§ Extracted information
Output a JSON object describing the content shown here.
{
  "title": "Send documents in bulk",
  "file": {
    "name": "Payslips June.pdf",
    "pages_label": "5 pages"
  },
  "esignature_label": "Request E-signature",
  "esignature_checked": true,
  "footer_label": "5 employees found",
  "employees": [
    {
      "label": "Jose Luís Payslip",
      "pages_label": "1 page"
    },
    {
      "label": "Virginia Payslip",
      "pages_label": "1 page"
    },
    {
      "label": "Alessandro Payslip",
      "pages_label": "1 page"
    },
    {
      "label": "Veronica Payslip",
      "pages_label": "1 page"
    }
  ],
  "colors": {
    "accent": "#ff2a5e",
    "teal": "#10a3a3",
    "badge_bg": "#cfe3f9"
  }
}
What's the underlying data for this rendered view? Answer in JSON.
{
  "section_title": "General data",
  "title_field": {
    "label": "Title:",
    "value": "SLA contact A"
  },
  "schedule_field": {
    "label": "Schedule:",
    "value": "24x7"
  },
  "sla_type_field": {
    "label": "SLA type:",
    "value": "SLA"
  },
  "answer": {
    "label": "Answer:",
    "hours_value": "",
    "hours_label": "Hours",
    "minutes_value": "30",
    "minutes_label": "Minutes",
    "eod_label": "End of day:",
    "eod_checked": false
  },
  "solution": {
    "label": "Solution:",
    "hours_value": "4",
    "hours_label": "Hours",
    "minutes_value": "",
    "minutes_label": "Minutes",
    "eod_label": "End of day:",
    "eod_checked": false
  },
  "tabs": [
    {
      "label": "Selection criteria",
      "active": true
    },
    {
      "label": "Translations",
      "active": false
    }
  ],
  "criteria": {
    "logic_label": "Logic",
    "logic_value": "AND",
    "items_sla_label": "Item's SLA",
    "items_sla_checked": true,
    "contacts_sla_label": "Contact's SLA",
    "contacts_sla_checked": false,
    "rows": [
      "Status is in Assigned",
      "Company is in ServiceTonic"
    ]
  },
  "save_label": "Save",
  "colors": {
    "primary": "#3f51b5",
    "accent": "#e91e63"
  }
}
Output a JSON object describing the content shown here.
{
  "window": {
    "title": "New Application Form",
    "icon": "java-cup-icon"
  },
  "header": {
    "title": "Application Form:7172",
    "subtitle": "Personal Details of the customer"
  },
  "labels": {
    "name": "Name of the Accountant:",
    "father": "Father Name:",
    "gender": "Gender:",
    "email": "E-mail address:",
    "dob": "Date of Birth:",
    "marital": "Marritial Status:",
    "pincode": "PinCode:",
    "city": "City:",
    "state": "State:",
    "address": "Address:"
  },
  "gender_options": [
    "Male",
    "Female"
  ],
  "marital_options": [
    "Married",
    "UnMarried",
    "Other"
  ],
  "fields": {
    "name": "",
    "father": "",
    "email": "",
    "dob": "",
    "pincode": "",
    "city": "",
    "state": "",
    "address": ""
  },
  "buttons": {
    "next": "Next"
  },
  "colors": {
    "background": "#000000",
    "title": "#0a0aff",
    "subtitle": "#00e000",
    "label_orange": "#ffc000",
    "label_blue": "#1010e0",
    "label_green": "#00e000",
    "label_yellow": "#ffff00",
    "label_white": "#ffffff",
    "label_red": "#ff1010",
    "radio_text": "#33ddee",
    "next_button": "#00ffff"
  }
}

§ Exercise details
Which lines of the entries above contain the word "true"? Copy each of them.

§ Expected answer
  "esignature_checked": true,
      "active": true
    "items_sla_checked": true,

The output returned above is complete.